Researching Woman Suffrage? Here are some useful starting places.

Searchable database of many Colorado newspapers.
https://www.coloradohistoricnewspapers.org/
• A search for “suffrage” reveals some interesting items, like this gem from the Colorado Daily Chieftain (later the Pueblo Chieftain) March 20, 1877:
o “Mrs. Shields lectured on woman suffrage last night in the Methodist church to a good audience composed mostly of ladies, as the question discussed is of little interest to our readers and of none whatever to ourselves we refrain from details.”

The history of equal suffrage in Colorado, 1868-1898
https://www.loc.gov/resource/rbnawsa.n1331/?st=gallery
• “Colorado women were enfranchised in 1898. This book details the history of that struggle. It includes a discussion of the growth of Colorado women's clubs as an important factor in the campaign. It also provides lists of suffrage workers and of women who have been elected and appointed to positions in Colorado government in the late nineteenth century.”
o “Multiplying benefits and blessings have followed the triumph of Equal Suffrage in Colorado. The campaign of 1893 was a most notable one in the universal contest for equal rights for women.”
o A list of Colorado women named in the appendix starting on page 55. Might you be related to any of them? Mrs. J.S. Sperry and Dr. Hatfield of Pueblo appear, as does Emma G. Curtiss of Cañon City “who conducted the campaign among people mainly of a foreign tongue in a coal mining district and secured a majority of 200)
o

Excerpts from Albina L. Washburne, “Annual Meeting, American Woman Suffrage Association: Colorado Report,” Woman’s Journal, 7 (7 October 1876), pp. 327, 328.
http://womhist.alexanderstreet.com/colosuff/doc2.htm
• Short excerpts from a longer report.
• Reference to some southern Colorado women, including G. Eliza Tupper Wilkes (1844-1917), one of the first ordained female ministers in the U.S., who moved to Colorado in 1873 and set up a Unitarian congregation in Colorado Springs, and advocated votes for women.

https://coloradogenealogy.com/history/womens_suffrage_movement_colorado.htm
• The touch of racism here is problematic, but the page also has a list of names of Colorado suffragists and suffrage supporters.
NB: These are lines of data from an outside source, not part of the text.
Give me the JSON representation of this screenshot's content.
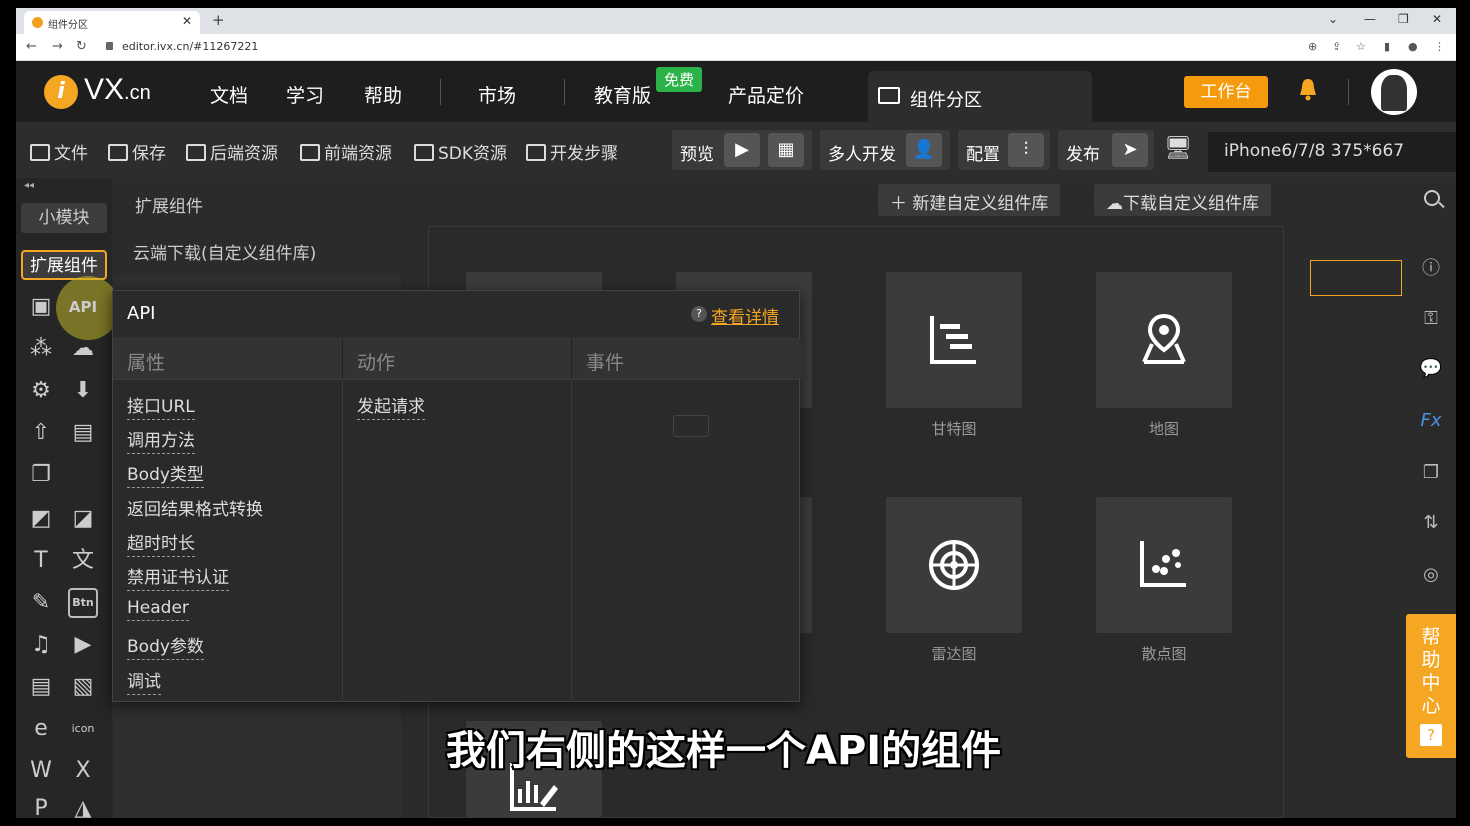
{
  "browser": {
    "tab_title": "组件分区",
    "url": "editor.ivx.cn/#11267221"
  },
  "topnav": {
    "logo_letter": "i",
    "logo_main": "VX",
    "logo_suffix": ".cn",
    "items": [
      "文档",
      "学习",
      "帮助",
      "市场",
      "教育版",
      "产品定价"
    ],
    "free_badge": "免费",
    "active_tab": "组件分区",
    "workbench": "工作台"
  },
  "toolbar": {
    "file": "文件",
    "save": "保存",
    "backend": "后端资源",
    "frontend": "前端资源",
    "sdk": "SDK资源",
    "steps": "开发步骤",
    "preview": "预览",
    "multi_dev": "多人开发",
    "config": "配置",
    "publish": "发布",
    "device": "iPhone6/7/8 375*667"
  },
  "leftbar": {
    "small_module": "小模块",
    "ext_component": "扩展组件",
    "api_label": "API",
    "btn_label": "Btn",
    "icon_label": "icon"
  },
  "panel": {
    "header": "扩展组件",
    "new_lib": "新建自定义组件库",
    "download_lib": "下载自定义组件库",
    "cloud_download": "云端下载(自定义组件库)"
  },
  "cards": [
    {
      "label": "甘特图",
      "icon": "gantt-icon"
    },
    {
      "label": "地图",
      "icon": "map-icon"
    },
    {
      "label": "雷达图",
      "icon": "radar-icon"
    },
    {
      "label": "散点图",
      "icon": "scatter-icon"
    }
  ],
  "popup": {
    "title": "API",
    "detail_link": "查看详情",
    "col_props": "属性",
    "col_actions": "动作",
    "col_events": "事件",
    "props": [
      "接口URL",
      "调用方法",
      "Body类型",
      "返回结果格式转换",
      "超时时长",
      "禁用证书认证",
      "Header",
      "Body参数",
      "调试"
    ],
    "actions": [
      "发起请求"
    ]
  },
  "help_center": "帮助中心",
  "subtitle": "我们右侧的这样一个API的组件",
  "colors": {
    "accent": "#f5a623",
    "free_badge": "#2bb34a",
    "background": "#2b2b2b"
  }
}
Women of Protest: Photographs from the Records of the National Woman's Party
https://www.loc.gov/collections/women-of-protest/?sp=3&st=slideshow
• Some photos taken in Colorado Springs.